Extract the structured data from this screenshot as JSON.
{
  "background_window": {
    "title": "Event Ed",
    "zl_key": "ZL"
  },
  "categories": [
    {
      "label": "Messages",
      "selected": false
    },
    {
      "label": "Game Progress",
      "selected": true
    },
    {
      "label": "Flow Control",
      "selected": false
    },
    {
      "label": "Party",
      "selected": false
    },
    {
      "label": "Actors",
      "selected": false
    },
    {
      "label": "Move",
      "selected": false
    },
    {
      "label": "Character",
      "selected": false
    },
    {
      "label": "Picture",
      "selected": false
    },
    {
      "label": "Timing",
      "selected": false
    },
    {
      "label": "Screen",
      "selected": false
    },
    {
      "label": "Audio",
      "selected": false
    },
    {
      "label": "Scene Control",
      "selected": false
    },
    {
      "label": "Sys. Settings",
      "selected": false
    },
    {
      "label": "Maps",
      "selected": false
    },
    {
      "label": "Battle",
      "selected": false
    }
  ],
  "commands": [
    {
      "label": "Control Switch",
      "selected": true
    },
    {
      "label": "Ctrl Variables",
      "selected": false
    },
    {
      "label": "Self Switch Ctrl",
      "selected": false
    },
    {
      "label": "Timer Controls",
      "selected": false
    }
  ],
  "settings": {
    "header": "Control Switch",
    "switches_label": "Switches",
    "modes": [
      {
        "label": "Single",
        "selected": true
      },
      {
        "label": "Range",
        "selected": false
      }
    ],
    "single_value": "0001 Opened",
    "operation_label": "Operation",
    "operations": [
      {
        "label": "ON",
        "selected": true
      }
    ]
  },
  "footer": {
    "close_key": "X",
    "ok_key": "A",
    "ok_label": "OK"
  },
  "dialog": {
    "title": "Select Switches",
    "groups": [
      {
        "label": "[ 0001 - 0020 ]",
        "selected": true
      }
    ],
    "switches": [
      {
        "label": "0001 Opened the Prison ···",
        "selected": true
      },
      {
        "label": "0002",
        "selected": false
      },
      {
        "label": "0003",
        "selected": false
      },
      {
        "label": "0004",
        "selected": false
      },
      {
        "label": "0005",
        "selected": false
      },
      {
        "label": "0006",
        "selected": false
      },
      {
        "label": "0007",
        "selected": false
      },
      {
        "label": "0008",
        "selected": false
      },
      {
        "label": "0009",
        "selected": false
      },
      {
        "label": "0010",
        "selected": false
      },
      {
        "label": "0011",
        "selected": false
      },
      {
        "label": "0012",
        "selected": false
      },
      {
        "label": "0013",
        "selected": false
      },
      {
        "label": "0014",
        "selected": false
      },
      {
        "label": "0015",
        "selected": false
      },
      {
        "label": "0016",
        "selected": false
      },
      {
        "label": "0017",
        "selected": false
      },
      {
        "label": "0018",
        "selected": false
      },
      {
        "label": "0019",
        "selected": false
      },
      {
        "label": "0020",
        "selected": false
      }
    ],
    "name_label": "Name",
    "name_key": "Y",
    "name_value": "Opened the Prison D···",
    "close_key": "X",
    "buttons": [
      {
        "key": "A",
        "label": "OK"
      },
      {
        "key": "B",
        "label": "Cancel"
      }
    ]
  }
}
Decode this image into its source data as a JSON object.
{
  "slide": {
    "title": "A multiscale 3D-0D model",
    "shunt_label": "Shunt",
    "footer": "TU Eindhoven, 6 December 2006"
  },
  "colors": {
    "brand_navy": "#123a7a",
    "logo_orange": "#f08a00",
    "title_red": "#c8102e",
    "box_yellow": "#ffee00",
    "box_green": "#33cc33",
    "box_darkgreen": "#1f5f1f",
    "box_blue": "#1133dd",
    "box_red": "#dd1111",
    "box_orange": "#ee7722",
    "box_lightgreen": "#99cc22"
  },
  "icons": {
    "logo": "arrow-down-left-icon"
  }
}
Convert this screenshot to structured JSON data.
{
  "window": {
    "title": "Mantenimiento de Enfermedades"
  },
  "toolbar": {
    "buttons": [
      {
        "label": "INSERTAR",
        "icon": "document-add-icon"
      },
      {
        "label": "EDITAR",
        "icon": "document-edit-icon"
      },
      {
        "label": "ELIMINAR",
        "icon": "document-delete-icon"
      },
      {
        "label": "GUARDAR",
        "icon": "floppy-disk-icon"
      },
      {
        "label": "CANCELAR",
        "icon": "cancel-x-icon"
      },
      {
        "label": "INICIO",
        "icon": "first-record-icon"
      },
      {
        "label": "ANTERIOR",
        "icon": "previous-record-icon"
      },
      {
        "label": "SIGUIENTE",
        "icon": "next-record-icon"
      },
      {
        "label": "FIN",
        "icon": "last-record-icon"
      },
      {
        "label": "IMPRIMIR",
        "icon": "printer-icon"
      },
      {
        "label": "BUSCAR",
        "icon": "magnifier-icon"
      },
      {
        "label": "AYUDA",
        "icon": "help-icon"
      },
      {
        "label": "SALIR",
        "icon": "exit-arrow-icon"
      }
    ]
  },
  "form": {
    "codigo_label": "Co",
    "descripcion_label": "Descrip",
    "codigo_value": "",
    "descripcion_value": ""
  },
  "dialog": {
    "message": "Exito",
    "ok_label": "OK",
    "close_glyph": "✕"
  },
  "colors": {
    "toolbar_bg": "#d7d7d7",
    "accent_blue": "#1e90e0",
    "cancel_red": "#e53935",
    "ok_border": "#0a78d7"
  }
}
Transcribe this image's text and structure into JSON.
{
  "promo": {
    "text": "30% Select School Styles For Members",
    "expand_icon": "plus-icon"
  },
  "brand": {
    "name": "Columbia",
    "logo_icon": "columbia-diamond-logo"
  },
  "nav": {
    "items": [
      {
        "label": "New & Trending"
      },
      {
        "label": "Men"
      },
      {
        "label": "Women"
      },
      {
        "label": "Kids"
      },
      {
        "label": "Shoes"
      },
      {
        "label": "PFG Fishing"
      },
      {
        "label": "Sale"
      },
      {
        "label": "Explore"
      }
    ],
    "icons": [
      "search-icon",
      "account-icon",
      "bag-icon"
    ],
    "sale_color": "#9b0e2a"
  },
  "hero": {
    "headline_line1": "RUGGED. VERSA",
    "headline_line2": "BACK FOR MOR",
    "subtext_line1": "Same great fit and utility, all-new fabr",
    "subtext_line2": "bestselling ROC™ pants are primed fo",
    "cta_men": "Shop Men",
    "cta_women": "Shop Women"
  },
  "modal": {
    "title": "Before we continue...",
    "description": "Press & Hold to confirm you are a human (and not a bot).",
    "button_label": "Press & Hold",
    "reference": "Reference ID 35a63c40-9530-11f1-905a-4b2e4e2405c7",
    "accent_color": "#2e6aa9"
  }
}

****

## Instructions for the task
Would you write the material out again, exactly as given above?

## Reply to the exercise
Extract the structured data from this screenshot as JSON.
{
  "background_window": {
    "title": "Event Ed",
    "zl_key": "ZL"
  },
  "categories": [
    {
      "label": "Messages",
      "selected": false
    },
    {
      "label": "Game Progress",
      "selected": true
    },
    {
      "label": "Flow Control",
      "selected": false
    },
    {
      "label": "Party",
      "selected": false
    },
    {
      "label": "Actors",
      "selected": false
    },
    {
      "label": "Move",
      "selected": false
    },
    {
      "label": "Character",
      "selected": false
    },
    {
      "label": "Picture",
      "selected": false
    },
    {
      "label": "Timing",
      "selected": false
    },
    {
      "label": "Screen",
      "selected": false
    },
    {
      "label": "Audio",
      "selected": false
    },
    {
      "label": "Scene Control",
      "selected": false
    },
    {
      "label": "Sys. Settings",
      "selected": false
    },
    {
      "label": "Maps",
      "selected": false
    },
    {
      "label": "Battle",
      "selected": false
    }
  ],
  "commands": [
    {
      "label": "Control Switch",
      "selected": true
    },
    {
      "label": "Ctrl Variables",
      "selected": false
    },
    {
      "label": "Self Switch Ctrl",
      "selected": false
    },
    {
      "label": "Timer Controls",
      "selected": false
    }
  ],
  "settings": {
    "header": "Control Switch",
    "switches_label": "Switches",
    "modes": [
      {
        "label": "Single",
        "selected": true
      },
      {
        "label": "Range",
        "selected": false
      }
    ],
    "single_value": "0001 Opened",
    "operation_label": "Operation",
    "operations": [
      {
        "label": "ON",
        "selected": true
      }
    ]
  },
  "footer": {
    "close_key": "X",
    "ok_key": "A",
    "ok_label": "OK"
  },
  "dialog": {
    "title": "Select Switches",
    "groups": [
      {
        "label": "[ 0001 - 0020 ]",
        "selected": true
      }
    ],
    "switches": [
      {
        "label": "0001 Opened the Prison ···",
        "selected": true
      },
      {
        "label": "0002",
        "selected": false
      },
      {
        "label": "0003",
        "selected": false
      },
      {
        "label": "0004",
        "selected": false
      },
      {
        "label": "0005",
        "selected": false
      },
      {
        "label": "0006",
        "selected": false
      },
      {
        "label": "0007",
        "selected": false
      },
      {
        "label": "0008",
        "selected": false
      },
      {
        "label": "0009",
        "selected": false
      },
      {
        "label": "0010",
        "selected": false
      },
      {
        "label": "0011",
        "selected": false
      },
      {
        "label": "0012",
        "selected": false
      },
      {
        "label": "0013",
        "selected": false
      },
      {
        "label": "0014",
        "selected": false
      },
      {
        "label": "0015",
        "selected": false
      },
      {
        "label": "0016",
        "selected": false
      },
      {
        "label": "0017",
        "selected": false
      },
      {
        "label": "0018",
        "selected": false
      },
      {
        "label": "0019",
        "selected": false
      },
      {
        "label": "0020",
        "selected": false
      }
    ],
    "name_label": "Name",
    "name_key": "Y",
    "name_value": "Opened the Prison D···",
    "close_key": "X",
    "buttons": [
      {
        "key": "A",
        "label": "OK"
      },
      {
        "key": "B",
        "label": "Cancel"
      }
    ]
  }
}
Decode this image into its source data as a JSON object.
{
  "slide": {
    "title": "A multiscale 3D-0D model",
    "shunt_label": "Shunt",
    "footer": "TU Eindhoven, 6 December 2006"
  },
  "colors": {
    "brand_navy": "#123a7a",
    "logo_orange": "#f08a00",
    "title_red": "#c8102e",
    "box_yellow": "#ffee00",
    "box_green": "#33cc33",
    "box_darkgreen": "#1f5f1f",
    "box_blue": "#1133dd",
    "box_red": "#dd1111",
    "box_orange": "#ee7722",
    "box_lightgreen": "#99cc22"
  },
  "icons": {
    "logo": "arrow-down-left-icon"
  }
}
Convert this screenshot to structured JSON data.
{
  "window": {
    "title": "Mantenimiento de Enfermedades"
  },
  "toolbar": {
    "buttons": [
      {
        "label": "INSERTAR",
        "icon": "document-add-icon"
      },
      {
        "label": "EDITAR",
        "icon": "document-edit-icon"
      },
      {
        "label": "ELIMINAR",
        "icon": "document-delete-icon"
      },
      {
        "label": "GUARDAR",
        "icon": "floppy-disk-icon"
      },
      {
        "label": "CANCELAR",
        "icon": "cancel-x-icon"
      },
      {
        "label": "INICIO",
        "icon": "first-record-icon"
      },
      {
        "label": "ANTERIOR",
        "icon": "previous-record-icon"
      },
      {
        "label": "SIGUIENTE",
        "icon": "next-record-icon"
      },
      {
        "label": "FIN",
        "icon": "last-record-icon"
      },
      {
        "label": "IMPRIMIR",
        "icon": "printer-icon"
      },
      {
        "label": "BUSCAR",
        "icon": "magnifier-icon"
      },
      {
        "label": "AYUDA",
        "icon": "help-icon"
      },
      {
        "label": "SALIR",
        "icon": "exit-arrow-icon"
      }
    ]
  },
  "form": {
    "codigo_label": "Co",
    "descripcion_label": "Descrip",
    "codigo_value": "",
    "descripcion_value": ""
  },
  "dialog": {
    "message": "Exito",
    "ok_label": "OK",
    "close_glyph": "✕"
  },
  "colors": {
    "toolbar_bg": "#d7d7d7",
    "accent_blue": "#1e90e0",
    "cancel_red": "#e53935",
    "ok_border": "#0a78d7"
  }
}
Transcribe this image's text and structure into JSON.
{
  "promo": {
    "text": "30% Select School Styles For Members",
    "expand_icon": "plus-icon"
  },
  "brand": {
    "name": "Columbia",
    "logo_icon": "columbia-diamond-logo"
  },
  "nav": {
    "items": [
      {
        "label": "New & Trending"
      },
      {
        "label": "Men"
      },
      {
        "label": "Women"
      },
      {
        "label": "Kids"
      },
      {
        "label": "Shoes"
      },
      {
        "label": "PFG Fishing"
      },
      {
        "label": "Sale"
      },
      {
        "label": "Explore"
      }
    ],
    "icons": [
      "search-icon",
      "account-icon",
      "bag-icon"
    ],
    "sale_color": "#9b0e2a"
  },
  "hero": {
    "headline_line1": "RUGGED. VERSA",
    "headline_line2": "BACK FOR MOR",
    "subtext_line1": "Same great fit and utility, all-new fabr",
    "subtext_line2": "bestselling ROC™ pants are primed fo",
    "cta_men": "Shop Men",
    "cta_women": "Shop Women"
  },
  "modal": {
    "title": "Before we continue...",
    "description": "Press & Hold to confirm you are a human (and not a bot).",
    "button_label": "Press & Hold",
    "reference": "Reference ID 35a63c40-9530-11f1-905a-4b2e4e2405c7",
    "accent_color": "#2e6aa9"
  }
}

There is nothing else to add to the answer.